--- Task prompt ---
The answer must be an exact copy of the records, with no pictures in it.

--- Dataset rows for apps and sites ---
************

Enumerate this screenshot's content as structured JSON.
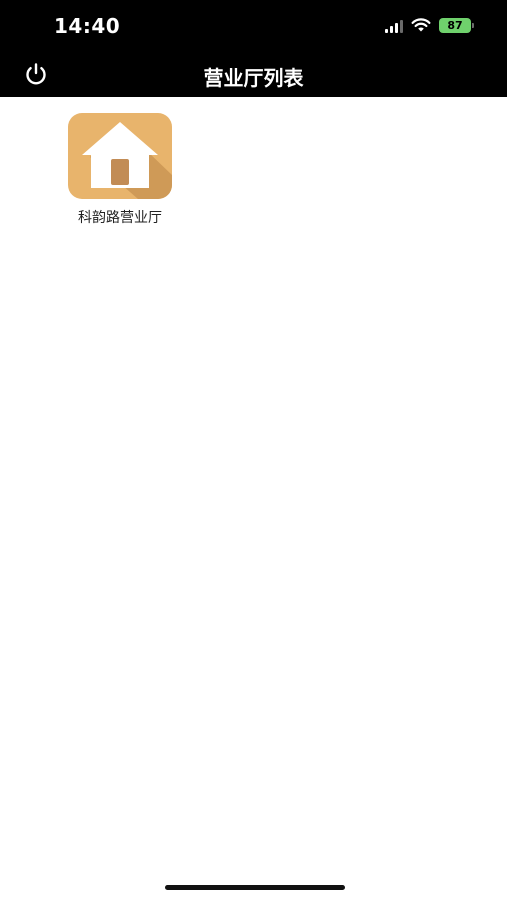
{
  "status_bar": {
    "time": "14:40",
    "battery": "87"
  },
  "nav": {
    "title": "营业厅列表"
  },
  "halls": [
    {
      "label": "科韵路营业厅"
    }
  ],
  "colors": {
    "bar_background": "#000000",
    "icon_background": "#e8b46c",
    "icon_shadow": "#cf9a57",
    "icon_door": "#c28c55",
    "battery_fill": "#6fd16c"
  }
}
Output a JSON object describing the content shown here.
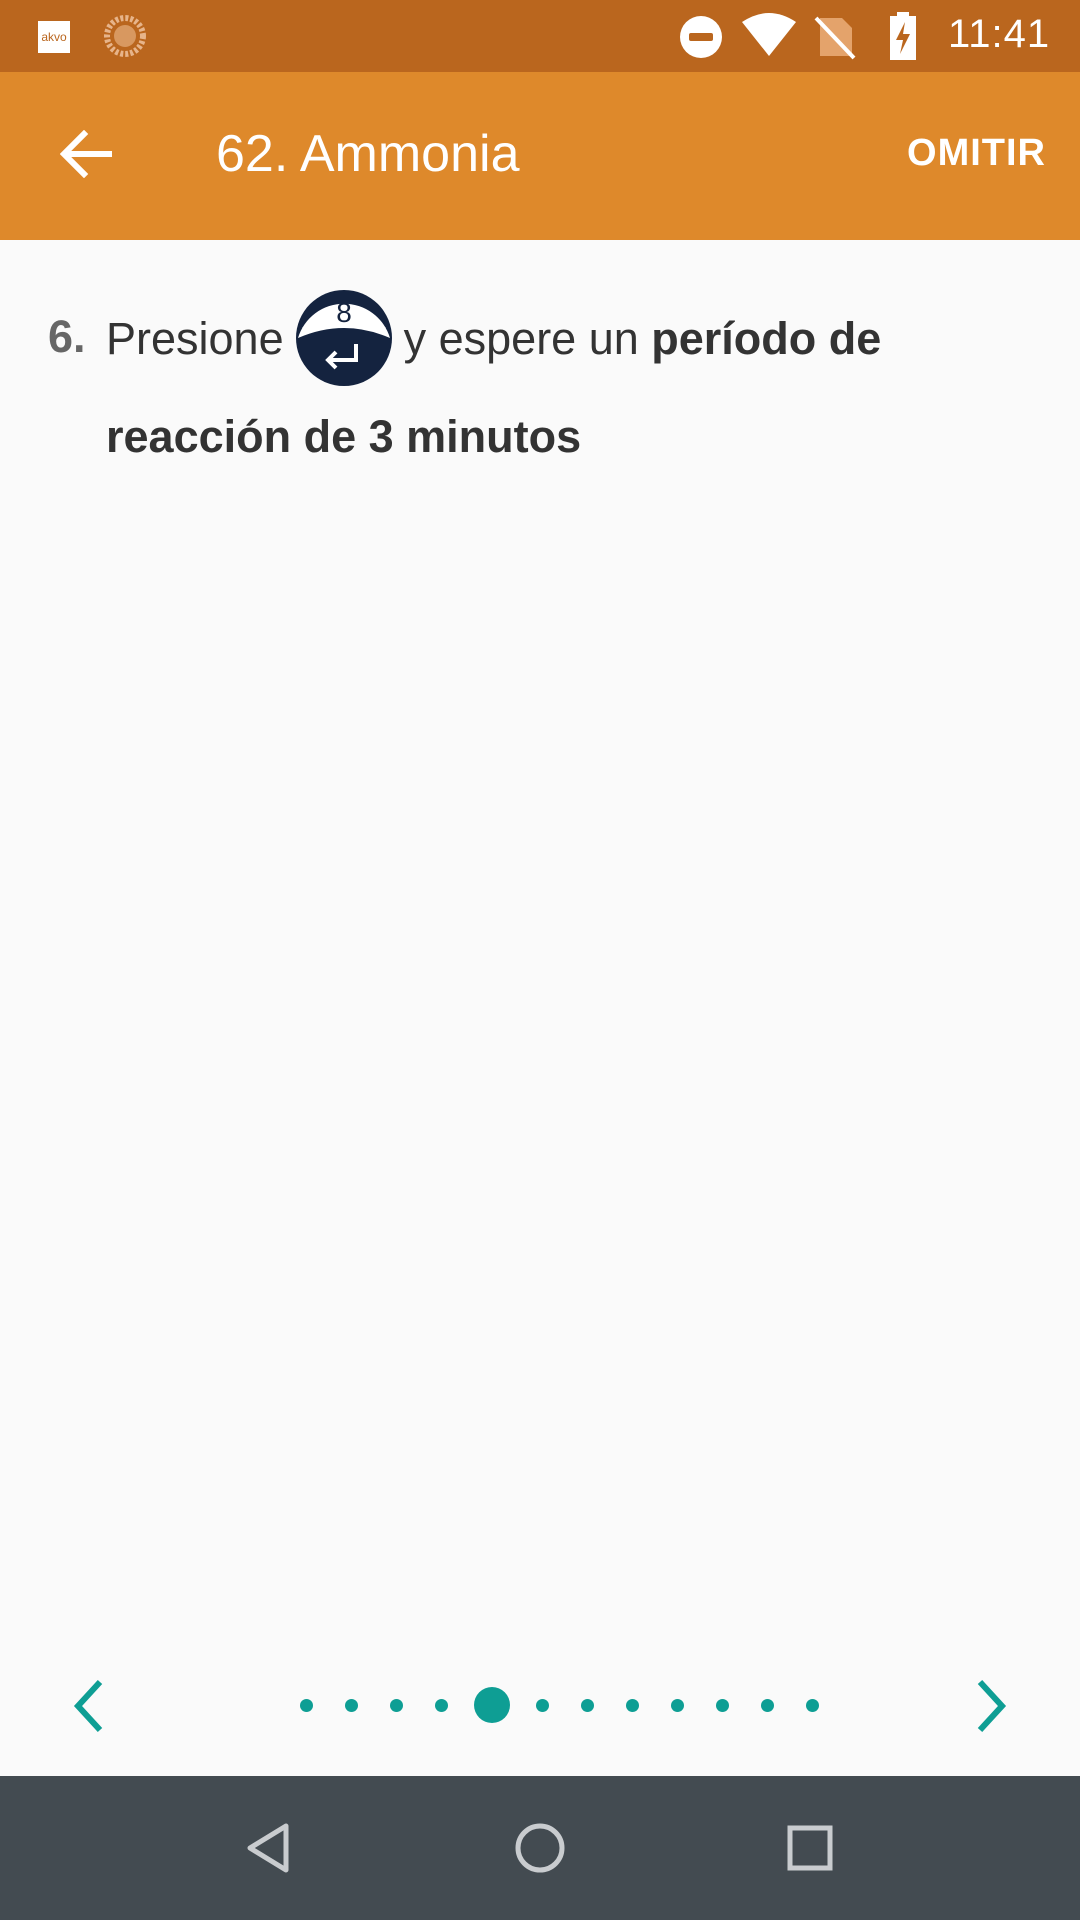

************

--- Solution to this exercise ---
Enumerate this screenshot's content as structured JSON.
{
  "status_bar": {
    "time": "14:40",
    "battery": "87"
  },
  "nav": {
    "title": "营业厅列表"
  },
  "halls": [
    {
      "label": "科韵路营业厅"
    }
  ],
  "colors": {
    "bar_background": "#000000",
    "icon_background": "#e8b46c",
    "icon_shadow": "#cf9a57",
    "icon_door": "#c28c55",
    "battery_fill": "#6fd16c"
  }
}
Output a JSON object describing the content shown here.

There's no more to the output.